(Task description): Search the entries below for "Quán" and copy each matching line.

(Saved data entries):
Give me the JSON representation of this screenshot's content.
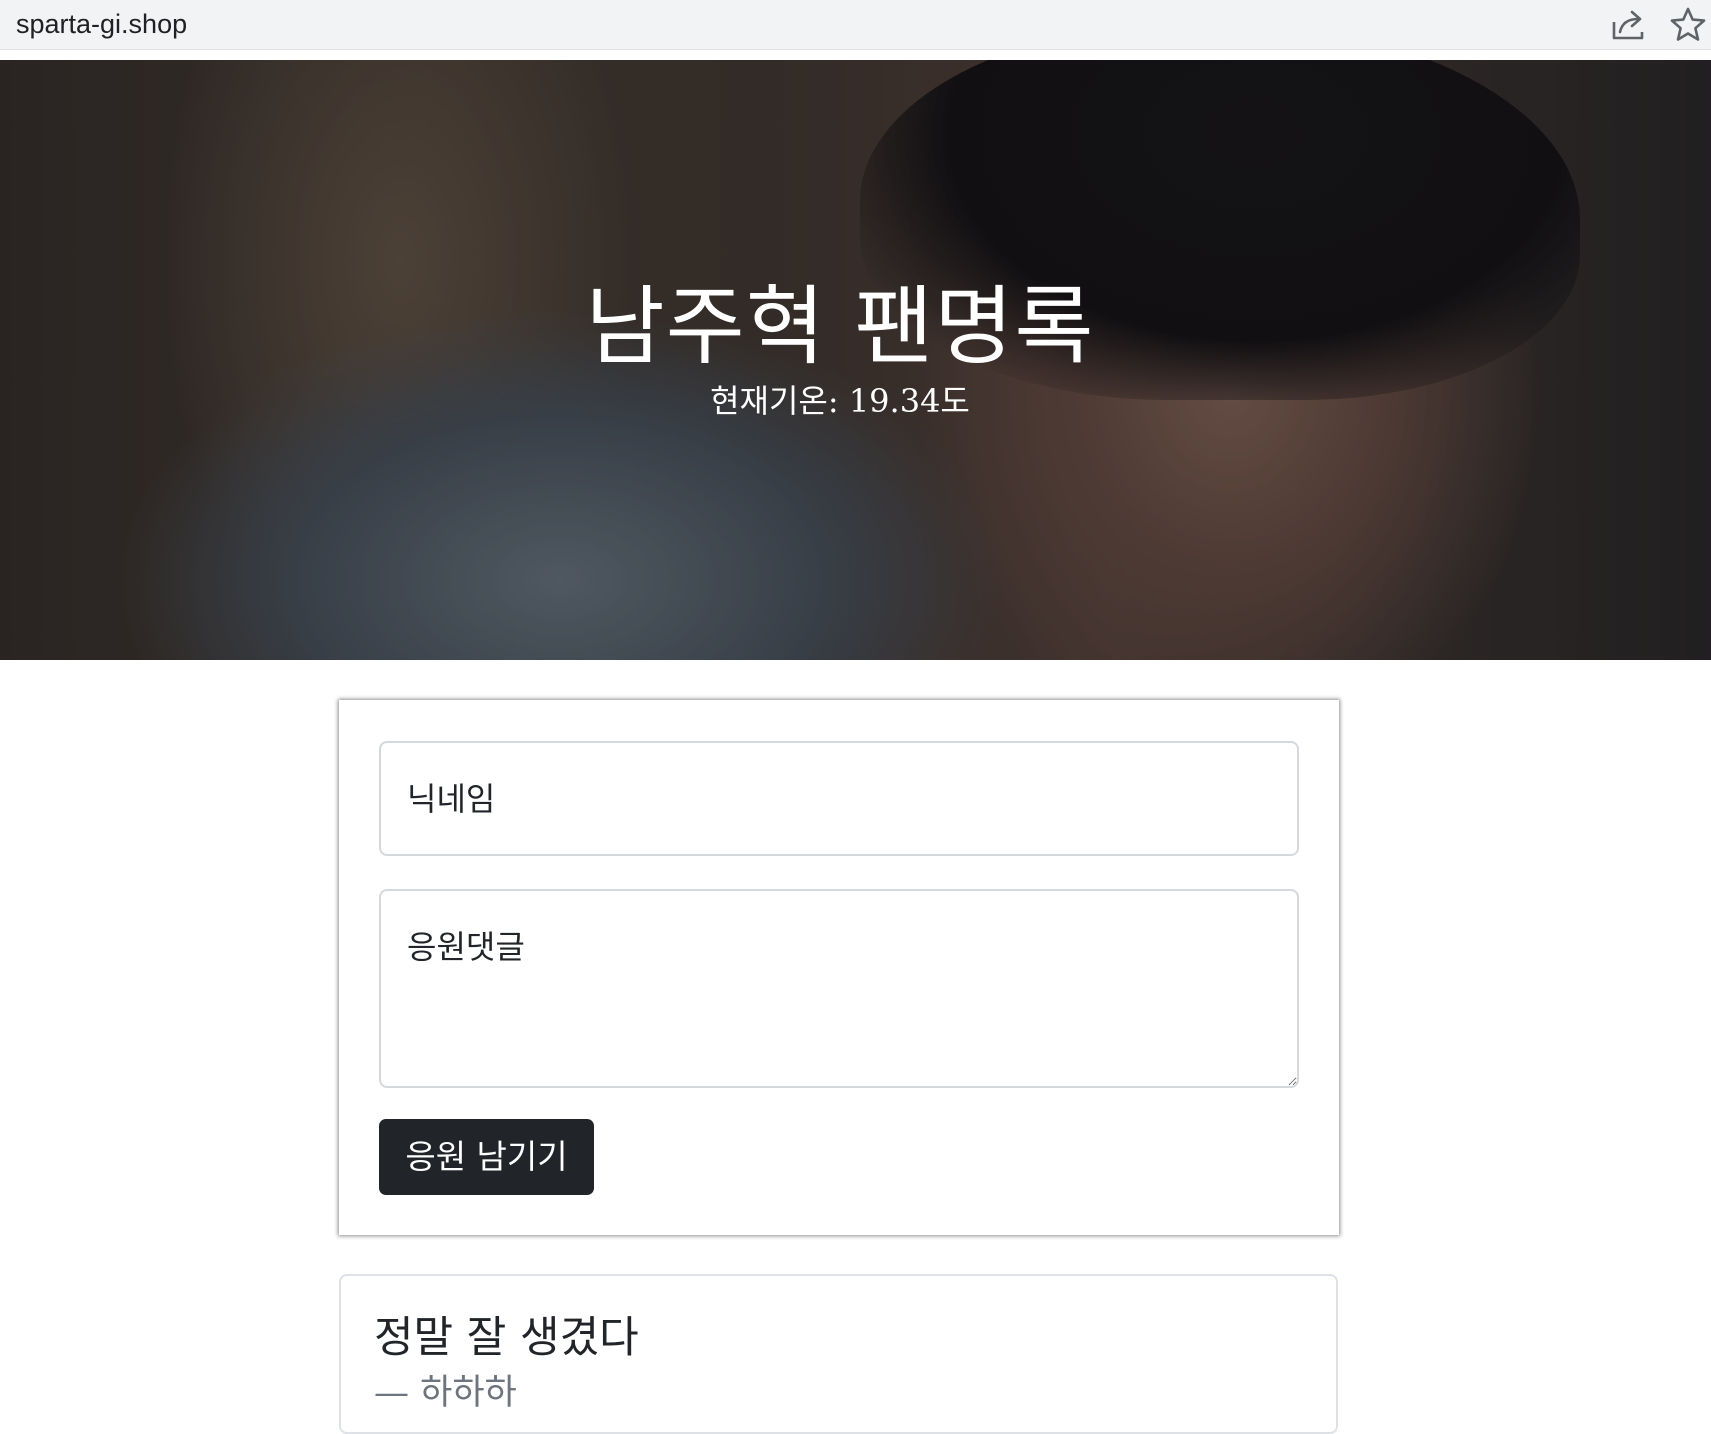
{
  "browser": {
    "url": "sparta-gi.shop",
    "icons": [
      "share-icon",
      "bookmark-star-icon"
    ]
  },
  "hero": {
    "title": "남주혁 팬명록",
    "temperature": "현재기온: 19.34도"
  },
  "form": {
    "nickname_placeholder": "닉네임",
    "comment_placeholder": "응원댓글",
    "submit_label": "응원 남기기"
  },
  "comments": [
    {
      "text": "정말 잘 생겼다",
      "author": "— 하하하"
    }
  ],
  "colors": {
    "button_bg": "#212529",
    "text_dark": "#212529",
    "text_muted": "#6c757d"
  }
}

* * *

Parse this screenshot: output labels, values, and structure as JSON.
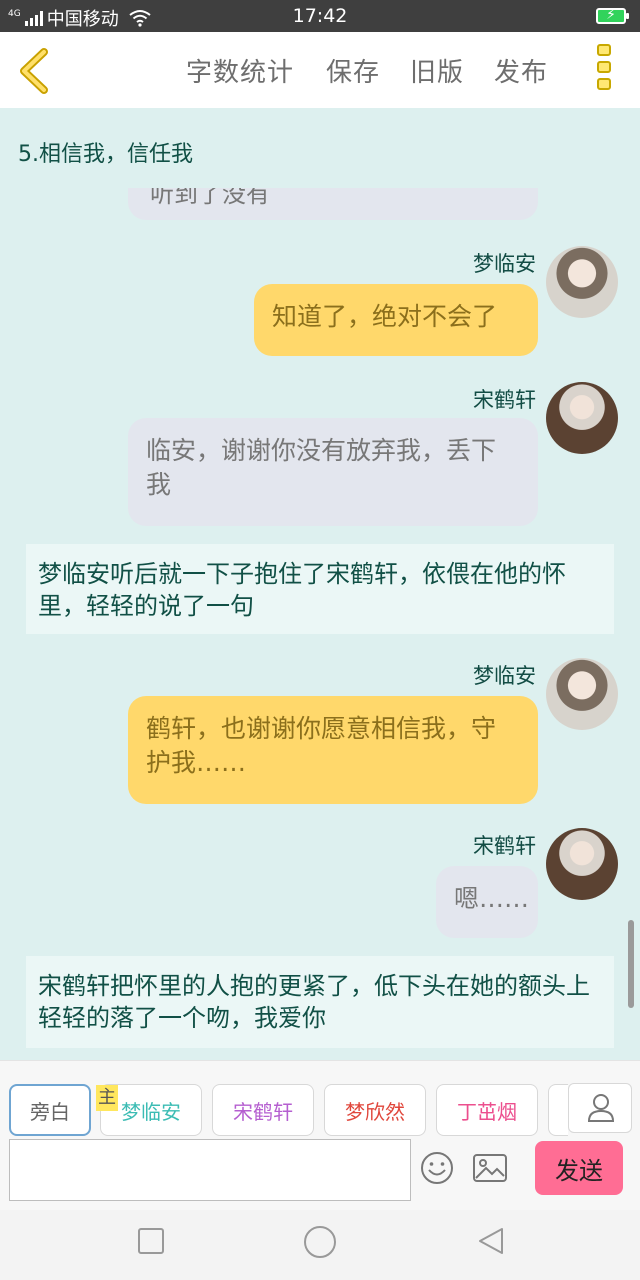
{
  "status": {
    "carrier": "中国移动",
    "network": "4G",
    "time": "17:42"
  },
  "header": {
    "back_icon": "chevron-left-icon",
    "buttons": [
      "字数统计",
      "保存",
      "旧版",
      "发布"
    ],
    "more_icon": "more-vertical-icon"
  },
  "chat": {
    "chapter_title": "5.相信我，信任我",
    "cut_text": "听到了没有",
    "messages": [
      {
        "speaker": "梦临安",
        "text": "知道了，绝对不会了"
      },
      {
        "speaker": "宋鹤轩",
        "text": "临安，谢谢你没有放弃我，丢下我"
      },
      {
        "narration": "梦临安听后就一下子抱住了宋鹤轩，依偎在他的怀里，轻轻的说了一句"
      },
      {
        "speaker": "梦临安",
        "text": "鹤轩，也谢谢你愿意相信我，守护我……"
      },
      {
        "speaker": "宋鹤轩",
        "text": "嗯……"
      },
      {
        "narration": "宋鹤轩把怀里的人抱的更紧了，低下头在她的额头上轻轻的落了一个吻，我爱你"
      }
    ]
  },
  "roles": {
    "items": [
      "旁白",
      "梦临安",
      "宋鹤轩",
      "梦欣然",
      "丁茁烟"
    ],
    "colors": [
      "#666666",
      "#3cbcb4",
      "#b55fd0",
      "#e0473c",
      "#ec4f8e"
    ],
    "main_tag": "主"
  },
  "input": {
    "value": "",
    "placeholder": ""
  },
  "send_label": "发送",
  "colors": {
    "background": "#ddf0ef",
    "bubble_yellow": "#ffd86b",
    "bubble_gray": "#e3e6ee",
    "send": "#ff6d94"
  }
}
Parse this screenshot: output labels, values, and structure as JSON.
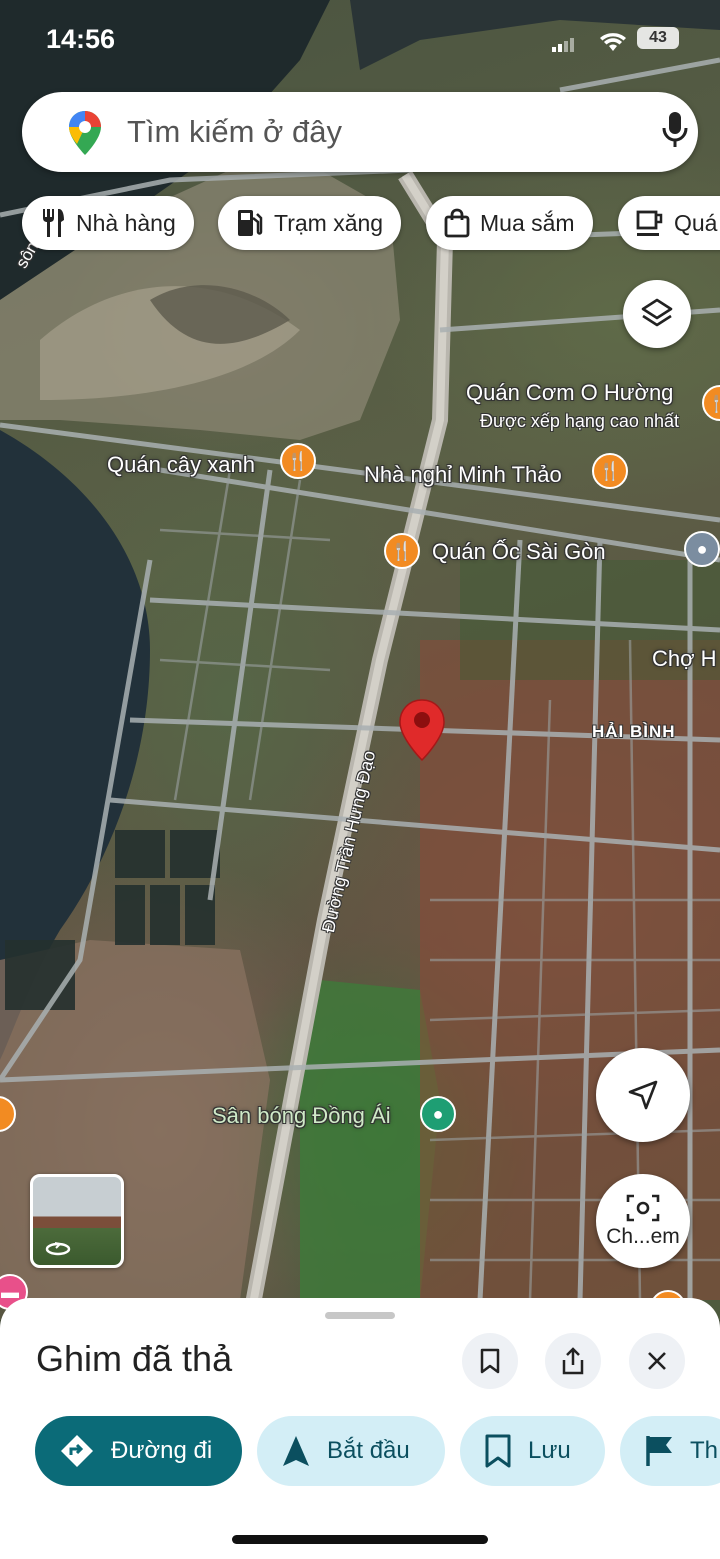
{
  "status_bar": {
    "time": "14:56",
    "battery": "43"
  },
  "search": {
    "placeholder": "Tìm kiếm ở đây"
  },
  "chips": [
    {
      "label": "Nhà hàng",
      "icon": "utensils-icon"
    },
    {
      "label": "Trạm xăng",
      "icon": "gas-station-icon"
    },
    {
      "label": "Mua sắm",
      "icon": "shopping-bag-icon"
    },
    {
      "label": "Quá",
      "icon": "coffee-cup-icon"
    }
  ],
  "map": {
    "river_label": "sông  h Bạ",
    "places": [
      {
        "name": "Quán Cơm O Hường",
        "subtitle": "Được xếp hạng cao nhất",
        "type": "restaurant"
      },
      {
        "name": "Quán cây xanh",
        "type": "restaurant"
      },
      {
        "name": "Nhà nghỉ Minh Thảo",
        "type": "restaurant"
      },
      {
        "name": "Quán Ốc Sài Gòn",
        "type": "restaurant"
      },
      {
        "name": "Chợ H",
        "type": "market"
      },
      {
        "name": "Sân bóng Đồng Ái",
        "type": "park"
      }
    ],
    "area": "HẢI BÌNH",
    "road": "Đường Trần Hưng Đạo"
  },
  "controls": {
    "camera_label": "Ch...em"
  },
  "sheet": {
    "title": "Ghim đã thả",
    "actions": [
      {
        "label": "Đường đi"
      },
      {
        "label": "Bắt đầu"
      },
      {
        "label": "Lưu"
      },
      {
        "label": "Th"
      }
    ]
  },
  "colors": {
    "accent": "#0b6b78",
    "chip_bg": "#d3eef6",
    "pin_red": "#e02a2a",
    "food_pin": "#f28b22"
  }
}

(Answer below):
        "name": "Quán Cơm O Hường",
        "name": "Quán cây xanh",
        "name": "Quán Ốc Sài Gòn",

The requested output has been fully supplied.